Blocked from visiting Spock in his mental institution, Amanda steals his medical file and asks Michael for help. The plot thickens when Pike calls the hospital on her behalf, learning that Spock is wanted for the murder of three doctors. Hacking open his file, they find what basically amounts to a psychopathy diagnosis. “I was not a real mother,” says Amanda, blaming herself. Thanks to Sarek’s insistence on an emotionless upbringing, Amanda channelled her affection into Michael, neglecting her biological son. Allegedly.
This all sounds grim, but I’m taking it with a pinch of salt for now. Michael, Amanda, and Sarek offer different views of Spock’s life, and we still haven’t heard his own side of the story. We do, however, hear more about his childhood. He first saw a Red Angel as a kid (which surely suggests some kind of time-related shenanigans), starting when Michael ran away from home and an angel showed him where to find her.
Sadly, this all adds to my apprehension about Spock’s new role. As I said after the premiere, Spock already had a full character arc with Leonard Nimoy. Discovery is injecting more conflict by giving him a traumatic prologue, much like how J.J. Abrams transformed Kirk from a cheerful hero to an angsty rebel with daddy issues.
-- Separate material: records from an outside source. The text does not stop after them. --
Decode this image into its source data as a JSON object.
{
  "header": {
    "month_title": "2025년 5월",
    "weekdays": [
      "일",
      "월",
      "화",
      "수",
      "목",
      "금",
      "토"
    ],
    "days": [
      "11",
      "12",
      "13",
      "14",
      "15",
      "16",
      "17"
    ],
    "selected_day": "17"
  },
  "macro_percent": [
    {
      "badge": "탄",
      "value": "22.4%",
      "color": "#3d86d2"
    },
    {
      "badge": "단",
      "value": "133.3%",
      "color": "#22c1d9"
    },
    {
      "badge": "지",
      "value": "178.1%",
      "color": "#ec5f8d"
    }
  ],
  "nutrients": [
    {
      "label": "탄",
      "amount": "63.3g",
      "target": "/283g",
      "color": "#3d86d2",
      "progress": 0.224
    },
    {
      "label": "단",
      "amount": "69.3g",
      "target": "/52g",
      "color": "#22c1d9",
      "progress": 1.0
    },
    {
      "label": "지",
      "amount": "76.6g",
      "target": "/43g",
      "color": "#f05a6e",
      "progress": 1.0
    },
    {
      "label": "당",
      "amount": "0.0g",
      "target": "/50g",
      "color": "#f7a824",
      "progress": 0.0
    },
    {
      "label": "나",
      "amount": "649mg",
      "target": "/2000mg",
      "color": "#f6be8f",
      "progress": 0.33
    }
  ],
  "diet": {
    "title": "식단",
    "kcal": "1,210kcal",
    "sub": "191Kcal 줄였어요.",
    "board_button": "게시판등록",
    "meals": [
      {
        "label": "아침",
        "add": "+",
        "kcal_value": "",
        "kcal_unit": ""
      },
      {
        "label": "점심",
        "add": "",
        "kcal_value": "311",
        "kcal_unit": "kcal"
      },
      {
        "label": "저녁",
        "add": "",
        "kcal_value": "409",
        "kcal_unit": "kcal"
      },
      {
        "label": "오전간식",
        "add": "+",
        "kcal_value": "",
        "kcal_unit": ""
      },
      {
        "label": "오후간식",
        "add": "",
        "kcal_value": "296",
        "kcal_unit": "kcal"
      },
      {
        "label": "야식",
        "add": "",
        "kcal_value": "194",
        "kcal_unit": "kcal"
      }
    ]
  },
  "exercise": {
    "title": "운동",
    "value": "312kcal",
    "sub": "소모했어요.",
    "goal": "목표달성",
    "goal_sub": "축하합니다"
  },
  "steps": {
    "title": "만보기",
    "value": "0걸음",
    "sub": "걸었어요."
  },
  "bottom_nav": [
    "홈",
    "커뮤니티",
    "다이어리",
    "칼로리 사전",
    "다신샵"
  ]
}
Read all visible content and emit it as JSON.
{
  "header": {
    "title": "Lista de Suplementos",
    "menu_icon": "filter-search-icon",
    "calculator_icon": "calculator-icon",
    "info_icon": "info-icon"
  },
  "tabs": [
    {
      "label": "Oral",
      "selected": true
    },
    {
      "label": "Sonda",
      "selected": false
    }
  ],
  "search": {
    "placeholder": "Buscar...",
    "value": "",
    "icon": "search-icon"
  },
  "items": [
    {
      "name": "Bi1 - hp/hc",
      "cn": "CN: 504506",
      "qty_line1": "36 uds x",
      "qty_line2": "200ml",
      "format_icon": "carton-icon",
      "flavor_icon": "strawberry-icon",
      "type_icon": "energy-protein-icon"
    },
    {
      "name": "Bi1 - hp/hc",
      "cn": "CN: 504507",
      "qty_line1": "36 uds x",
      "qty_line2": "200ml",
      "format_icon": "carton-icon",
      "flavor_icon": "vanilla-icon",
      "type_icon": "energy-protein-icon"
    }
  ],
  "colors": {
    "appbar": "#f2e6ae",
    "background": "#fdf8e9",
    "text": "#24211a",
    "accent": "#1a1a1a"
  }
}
Sure, we know that Sarek was a bad father, and that Vulcan society is racist. Maybe Spock did have a tumultuous youth before he found contentment with Kirk’s crew. But at the moment, this conflict feels reverse-engineered. Discovery needed a reason to give Spock a major role, and the writers decided on a miserable childhood with newly tense undertones to his parents’ marriage. It’s hard to see why this origin story is necessary, never mind enjoyable to watch.
For previous Star Trek: Discovery recaps, click here.
Gavia Baker-Whitelaw is a staff writer at the Daily Dot, covering geek culture and fandom. Specializing in sci-fi movies and superheroes, she also appears as a film and TV critic on BBC radio. Elsewhere, she co-hosts the pop culture podcast Overinvested. Follow her on Twitter: @Hello_Tailor